EXERCISE AIM:
Below are records. Find each line in them that holds the word "maximum" and copy it.

MATERIAL SUPPLIED:
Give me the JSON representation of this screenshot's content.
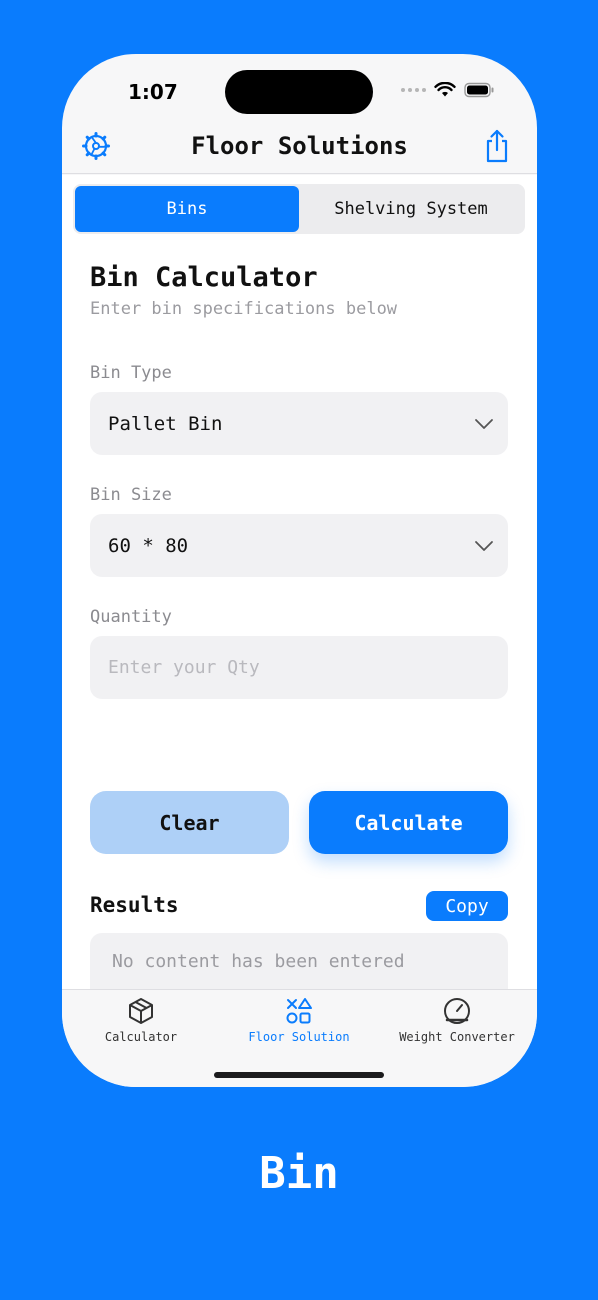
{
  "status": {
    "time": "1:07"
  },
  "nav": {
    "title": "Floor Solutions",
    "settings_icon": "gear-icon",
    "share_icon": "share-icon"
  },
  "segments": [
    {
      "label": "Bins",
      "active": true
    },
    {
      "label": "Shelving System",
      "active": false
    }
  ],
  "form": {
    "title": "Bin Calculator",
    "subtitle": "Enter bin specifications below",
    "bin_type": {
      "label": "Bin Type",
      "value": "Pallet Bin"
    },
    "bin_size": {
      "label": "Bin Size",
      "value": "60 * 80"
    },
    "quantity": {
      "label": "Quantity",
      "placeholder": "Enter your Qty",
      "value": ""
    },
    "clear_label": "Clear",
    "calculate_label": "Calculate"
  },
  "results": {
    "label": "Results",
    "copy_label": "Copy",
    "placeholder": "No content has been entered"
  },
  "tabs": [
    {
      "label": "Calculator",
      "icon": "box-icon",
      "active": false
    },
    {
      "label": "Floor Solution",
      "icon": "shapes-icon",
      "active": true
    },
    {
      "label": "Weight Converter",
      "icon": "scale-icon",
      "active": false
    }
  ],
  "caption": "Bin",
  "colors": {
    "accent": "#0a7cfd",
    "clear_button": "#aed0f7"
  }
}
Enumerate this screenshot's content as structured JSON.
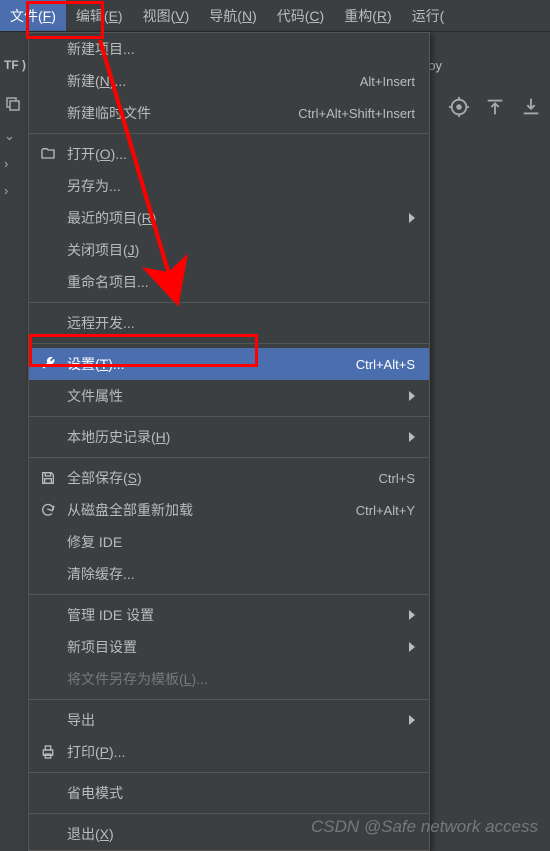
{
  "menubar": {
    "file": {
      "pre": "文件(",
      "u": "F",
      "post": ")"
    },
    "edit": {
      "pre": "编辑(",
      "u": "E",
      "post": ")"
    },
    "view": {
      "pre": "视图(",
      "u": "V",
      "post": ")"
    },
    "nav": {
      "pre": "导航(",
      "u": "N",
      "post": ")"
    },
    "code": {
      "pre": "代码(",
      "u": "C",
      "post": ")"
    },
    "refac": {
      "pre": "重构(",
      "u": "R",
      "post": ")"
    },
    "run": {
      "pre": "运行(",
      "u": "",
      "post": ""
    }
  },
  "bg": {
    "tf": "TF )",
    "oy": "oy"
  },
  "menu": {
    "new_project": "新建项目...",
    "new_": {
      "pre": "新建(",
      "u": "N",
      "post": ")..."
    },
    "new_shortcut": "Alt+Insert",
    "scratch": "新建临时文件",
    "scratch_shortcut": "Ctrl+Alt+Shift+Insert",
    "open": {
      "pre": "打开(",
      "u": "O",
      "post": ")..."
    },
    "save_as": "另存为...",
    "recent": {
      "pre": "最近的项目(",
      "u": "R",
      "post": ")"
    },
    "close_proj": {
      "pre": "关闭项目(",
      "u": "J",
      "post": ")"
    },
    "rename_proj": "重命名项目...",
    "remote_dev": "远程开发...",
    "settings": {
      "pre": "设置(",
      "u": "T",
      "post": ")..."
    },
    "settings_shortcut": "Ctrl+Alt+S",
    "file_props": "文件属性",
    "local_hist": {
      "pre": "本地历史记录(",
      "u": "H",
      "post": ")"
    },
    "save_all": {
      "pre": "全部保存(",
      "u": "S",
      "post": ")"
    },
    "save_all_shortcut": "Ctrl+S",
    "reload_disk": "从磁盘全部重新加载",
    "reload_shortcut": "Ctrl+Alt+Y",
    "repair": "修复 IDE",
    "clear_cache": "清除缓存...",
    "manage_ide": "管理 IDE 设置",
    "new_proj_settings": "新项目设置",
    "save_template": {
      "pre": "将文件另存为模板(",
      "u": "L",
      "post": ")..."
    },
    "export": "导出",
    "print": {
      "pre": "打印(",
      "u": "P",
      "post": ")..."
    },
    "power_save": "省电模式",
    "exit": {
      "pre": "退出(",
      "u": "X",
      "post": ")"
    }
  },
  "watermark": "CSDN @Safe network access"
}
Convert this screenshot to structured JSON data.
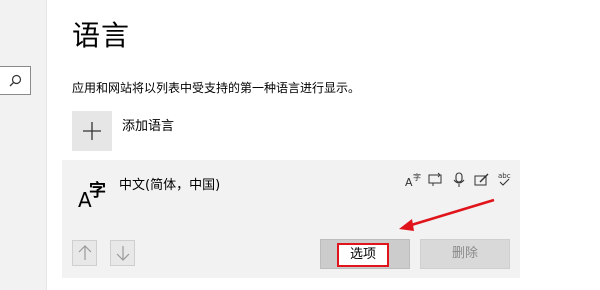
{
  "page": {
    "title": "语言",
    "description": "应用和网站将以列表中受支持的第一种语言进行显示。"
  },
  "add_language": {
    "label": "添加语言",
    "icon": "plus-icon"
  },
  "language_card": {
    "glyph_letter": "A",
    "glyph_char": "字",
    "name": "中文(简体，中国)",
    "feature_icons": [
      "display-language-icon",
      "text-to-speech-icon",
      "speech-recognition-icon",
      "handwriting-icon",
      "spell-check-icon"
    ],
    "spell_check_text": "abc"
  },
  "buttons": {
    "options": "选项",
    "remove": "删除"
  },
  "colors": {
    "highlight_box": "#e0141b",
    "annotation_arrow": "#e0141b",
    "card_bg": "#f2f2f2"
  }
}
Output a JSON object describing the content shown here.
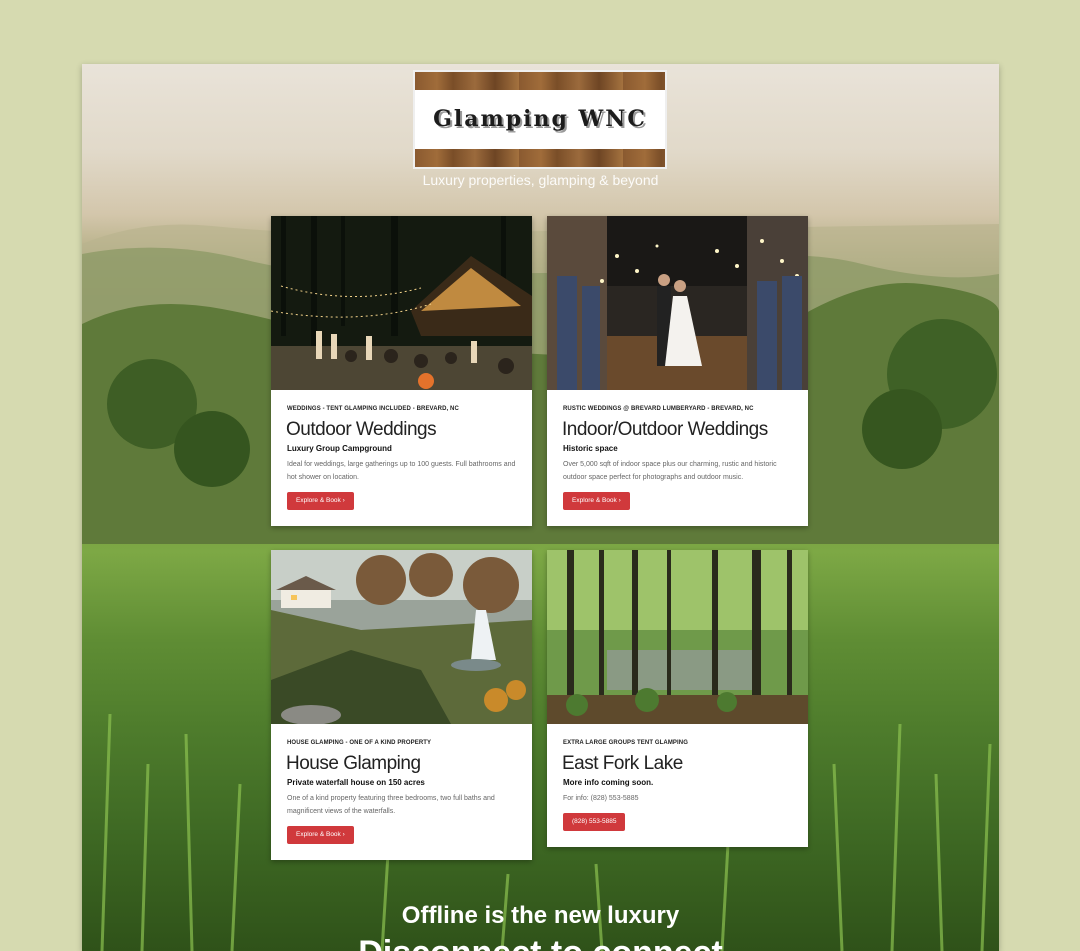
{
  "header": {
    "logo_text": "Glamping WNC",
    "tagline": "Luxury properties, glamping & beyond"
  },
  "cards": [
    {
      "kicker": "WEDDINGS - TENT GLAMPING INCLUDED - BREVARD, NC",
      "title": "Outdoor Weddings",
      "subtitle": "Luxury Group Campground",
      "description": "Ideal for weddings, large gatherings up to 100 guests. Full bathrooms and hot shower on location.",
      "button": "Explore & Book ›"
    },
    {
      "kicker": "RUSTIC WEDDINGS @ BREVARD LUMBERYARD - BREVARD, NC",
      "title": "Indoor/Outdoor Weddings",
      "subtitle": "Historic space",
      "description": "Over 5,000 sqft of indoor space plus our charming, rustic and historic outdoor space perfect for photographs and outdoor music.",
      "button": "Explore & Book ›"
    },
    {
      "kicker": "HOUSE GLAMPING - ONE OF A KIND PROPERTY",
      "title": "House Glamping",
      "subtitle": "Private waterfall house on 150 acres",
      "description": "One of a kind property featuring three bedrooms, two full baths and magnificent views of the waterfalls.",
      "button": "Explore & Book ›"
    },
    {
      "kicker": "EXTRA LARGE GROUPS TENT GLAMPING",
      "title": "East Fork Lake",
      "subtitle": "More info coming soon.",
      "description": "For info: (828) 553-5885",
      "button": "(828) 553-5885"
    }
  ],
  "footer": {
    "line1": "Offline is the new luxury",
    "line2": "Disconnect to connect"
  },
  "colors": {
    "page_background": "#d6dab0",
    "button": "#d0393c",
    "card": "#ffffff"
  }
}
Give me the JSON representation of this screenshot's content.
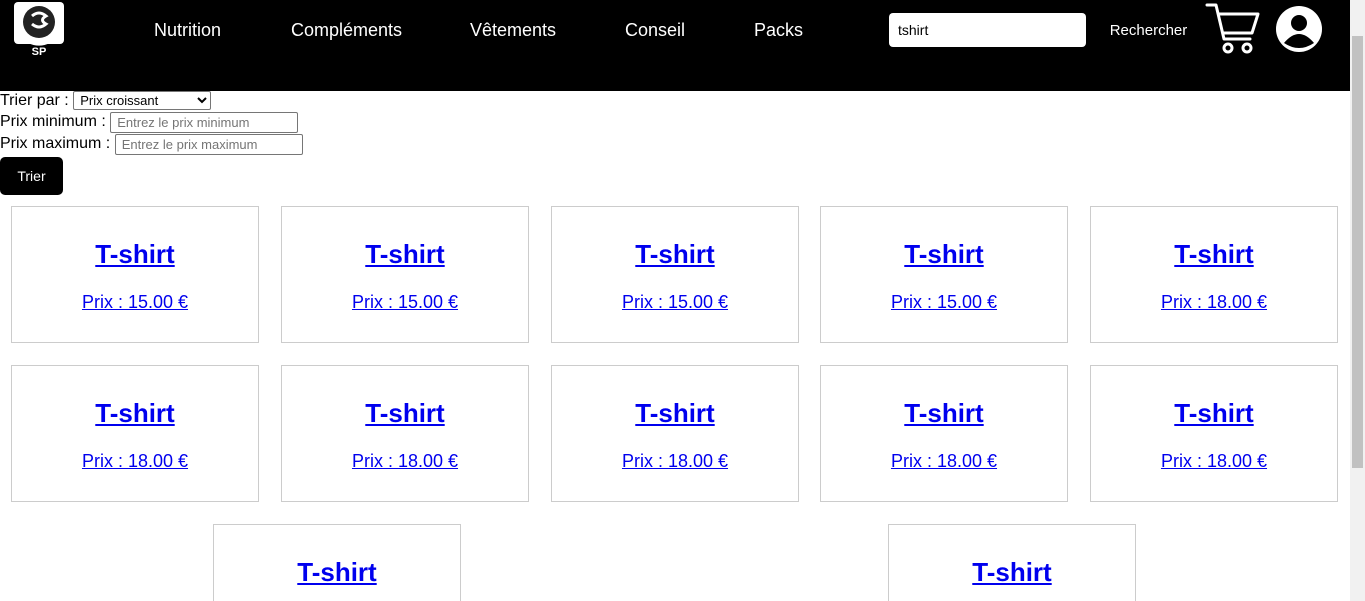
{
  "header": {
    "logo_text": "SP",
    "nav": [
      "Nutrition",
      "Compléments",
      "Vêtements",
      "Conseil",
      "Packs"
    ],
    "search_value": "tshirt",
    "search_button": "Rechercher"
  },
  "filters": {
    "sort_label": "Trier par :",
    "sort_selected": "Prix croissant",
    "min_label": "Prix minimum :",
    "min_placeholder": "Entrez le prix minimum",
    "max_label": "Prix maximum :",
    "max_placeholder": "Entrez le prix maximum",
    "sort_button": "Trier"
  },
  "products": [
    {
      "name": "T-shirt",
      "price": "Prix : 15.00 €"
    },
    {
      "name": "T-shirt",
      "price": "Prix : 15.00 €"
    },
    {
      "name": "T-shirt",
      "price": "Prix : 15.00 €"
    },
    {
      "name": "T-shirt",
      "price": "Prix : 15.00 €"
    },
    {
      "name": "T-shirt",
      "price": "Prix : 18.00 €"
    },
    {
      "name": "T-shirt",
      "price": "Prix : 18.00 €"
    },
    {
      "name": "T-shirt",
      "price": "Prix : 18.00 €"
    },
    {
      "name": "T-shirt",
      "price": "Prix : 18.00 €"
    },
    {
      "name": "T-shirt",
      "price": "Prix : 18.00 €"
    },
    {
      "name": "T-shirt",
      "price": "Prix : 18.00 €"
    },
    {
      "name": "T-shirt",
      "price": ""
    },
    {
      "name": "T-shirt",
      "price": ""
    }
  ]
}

OUTPUT FOR THIS TASK:
    "max_label": "Prix maximum :",
    "max_placeholder": "Entrez le prix maximum",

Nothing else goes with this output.